Finally, what I consider to be the best method is to get professionally fitted. It does cost some money (around $100) but it is well worth it. I specifically endorse the FIST system developed by Dan Empfield of Slowtwitch.com. There are many FIST certified bike fitters around the country and you can go to slowtwitch.com to find one in your area. In addition to many other points of measurement, the FIST system uses the knee angle method to determine saddle height.
A couple of other points on saddle height, you can also use the method of trial and error. It’s too high if you’re rocking at high cadence. It’s also too high if you can’t catch the stroke in single leg drill. Saddle height is definitely something you should give some thought to as it can greatly impact your performance in practice and race situations.
David Warden is a 3-time USAT All American and Elite Coach with Joe Friel's TrainingBible coaching. His work has been published in Triathlete and USA Triathlon Life magazines. He is the former Vice-Chair of the USAT Rocky Mountain Region, and the host and producer of the #1 triathlon podcast, Tri Talk and part owner of www.powertri.com.
Knee pain is no stranger to athletes of all kinds. Running, in particular, often gets a bad rap for creating knee pain. However, knee pain isn’t created from running, it ‘s more about the biomechanics while running, cycling, hiking, skiing, and even sitting.
What you do in your daily life makes up your biomechanics. So if you have a desk job, most likely you are stiff and tight in your hips and hamstrings from the continuous habit of sitting. After a long day of sitting, it is challenging to immediately open the hips and lengthen the hamstrings. So if you head out for a run right after a day at work, you will most likely lean your upper body slightly forward to compensate. You may not even feel it until reading this article and begin to notice. You may even simply jet your head out slightly which will have the same affect. Such a slight bend forward will allow the hips and hamstrings to remain tight which then pulls on the knees. It is utterly impossible to lengthen your leg behind oneself with tight hips. So the tight hips and hamstrings, keep the knees slightly bent which increases direct pressure through the knees. So is it really the running, or sitting at the desk all day that brings pressure and pain to the knees? The same goes for avid cyclists and skiers. Both of these activities tighten the hips due to the incredible demand on quadriceps and hamstrings. In fact, cycling can be the worst because you never get to fully extend the leg while spinning. Many specialists suggest cycling will help prevent knee problems. I heartily disagree if you don’t properly stretch after a ride or spin class. In fact, sitting on a bike with the hip area closed for long periods of time not only tightens the hips tremendously but tightens the hamstrings, which directly adds pressure to the knee joint.

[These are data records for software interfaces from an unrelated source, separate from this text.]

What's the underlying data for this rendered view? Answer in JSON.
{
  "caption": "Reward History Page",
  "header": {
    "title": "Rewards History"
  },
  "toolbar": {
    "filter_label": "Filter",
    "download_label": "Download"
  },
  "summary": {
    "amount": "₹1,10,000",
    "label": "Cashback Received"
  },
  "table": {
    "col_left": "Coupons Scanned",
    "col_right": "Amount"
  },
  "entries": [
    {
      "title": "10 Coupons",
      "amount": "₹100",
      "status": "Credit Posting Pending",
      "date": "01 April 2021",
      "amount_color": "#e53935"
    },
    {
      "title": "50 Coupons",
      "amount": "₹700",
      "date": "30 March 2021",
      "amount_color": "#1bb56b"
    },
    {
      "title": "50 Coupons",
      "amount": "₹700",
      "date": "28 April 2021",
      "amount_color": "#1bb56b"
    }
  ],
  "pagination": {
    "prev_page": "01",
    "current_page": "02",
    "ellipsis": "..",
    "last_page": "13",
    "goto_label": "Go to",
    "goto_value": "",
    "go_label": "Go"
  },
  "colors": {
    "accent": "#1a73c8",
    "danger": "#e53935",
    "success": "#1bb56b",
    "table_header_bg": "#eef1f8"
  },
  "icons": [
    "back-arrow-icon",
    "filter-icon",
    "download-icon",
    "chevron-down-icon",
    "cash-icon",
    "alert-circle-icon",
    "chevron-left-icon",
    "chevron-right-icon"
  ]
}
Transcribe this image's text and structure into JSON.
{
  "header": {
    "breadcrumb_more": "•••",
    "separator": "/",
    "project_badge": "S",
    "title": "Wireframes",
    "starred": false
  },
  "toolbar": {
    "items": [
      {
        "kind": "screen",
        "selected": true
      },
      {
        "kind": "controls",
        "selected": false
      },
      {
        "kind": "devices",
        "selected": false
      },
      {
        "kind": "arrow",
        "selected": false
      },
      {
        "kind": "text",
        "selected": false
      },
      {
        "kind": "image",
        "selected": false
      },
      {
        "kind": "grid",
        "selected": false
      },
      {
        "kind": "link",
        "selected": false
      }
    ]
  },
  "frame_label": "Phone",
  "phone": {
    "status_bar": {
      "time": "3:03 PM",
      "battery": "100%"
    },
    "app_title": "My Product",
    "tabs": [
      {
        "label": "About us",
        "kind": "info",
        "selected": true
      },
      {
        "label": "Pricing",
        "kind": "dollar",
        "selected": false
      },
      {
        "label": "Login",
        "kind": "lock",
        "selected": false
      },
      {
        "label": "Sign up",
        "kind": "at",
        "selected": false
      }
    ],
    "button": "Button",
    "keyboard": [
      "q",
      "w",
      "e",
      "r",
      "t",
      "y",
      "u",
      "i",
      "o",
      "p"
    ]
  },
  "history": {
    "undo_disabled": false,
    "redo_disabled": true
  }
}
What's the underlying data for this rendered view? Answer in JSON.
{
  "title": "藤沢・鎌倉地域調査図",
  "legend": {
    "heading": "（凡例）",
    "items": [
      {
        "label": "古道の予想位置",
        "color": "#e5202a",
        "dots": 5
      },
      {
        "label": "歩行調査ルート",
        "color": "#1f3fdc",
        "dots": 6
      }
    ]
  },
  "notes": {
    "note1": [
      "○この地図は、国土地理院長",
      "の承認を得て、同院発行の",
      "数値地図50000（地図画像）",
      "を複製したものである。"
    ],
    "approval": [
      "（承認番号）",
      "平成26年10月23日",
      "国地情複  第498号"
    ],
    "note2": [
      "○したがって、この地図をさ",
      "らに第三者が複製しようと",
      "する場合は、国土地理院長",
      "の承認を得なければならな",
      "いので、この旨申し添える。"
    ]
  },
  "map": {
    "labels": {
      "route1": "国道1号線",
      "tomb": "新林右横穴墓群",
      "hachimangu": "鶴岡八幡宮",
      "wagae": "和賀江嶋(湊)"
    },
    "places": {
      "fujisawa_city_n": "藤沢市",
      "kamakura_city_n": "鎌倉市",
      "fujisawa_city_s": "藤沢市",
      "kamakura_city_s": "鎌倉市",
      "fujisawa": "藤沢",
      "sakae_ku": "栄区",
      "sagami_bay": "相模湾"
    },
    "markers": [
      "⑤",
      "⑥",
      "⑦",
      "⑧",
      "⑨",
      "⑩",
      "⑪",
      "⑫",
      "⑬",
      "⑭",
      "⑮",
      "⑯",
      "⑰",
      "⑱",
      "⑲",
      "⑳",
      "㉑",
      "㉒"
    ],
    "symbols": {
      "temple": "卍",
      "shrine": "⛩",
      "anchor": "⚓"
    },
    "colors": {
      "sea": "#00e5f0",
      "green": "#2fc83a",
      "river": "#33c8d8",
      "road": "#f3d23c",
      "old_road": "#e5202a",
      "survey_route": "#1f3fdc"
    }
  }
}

Over a period of time, without proper stretching, the knees can begin to feel stiff and painful when you have lost the ability to fully extend your leg. I know, how many times have you been told to stretch? Many. So stretch. It is critical to stretch all the muscles deep in the pelvic area to avoid knee pain. In addition, as I mentioned earlier, it is critical to open up the mid-back, thoracic spine area to keep the knees pain free. Think of the entire body. To notice, feel and become aware of how you feel in your upper body as well as your lower body. Are your shoulders rounded? Does your head feel forward? Are you able to extend your leg fully behind yourself?
There are several ways to stretch effectively. One is to go to a stretch class, or a yoga class. Secondly, you can stretch on your own. To do so, you must make the time; go slow, and be consistent. What is most important is to stretch after the activity whether it's running, skiing, cycling, or just a long day at the office. Here are a few simple “active” stretches you can do at home: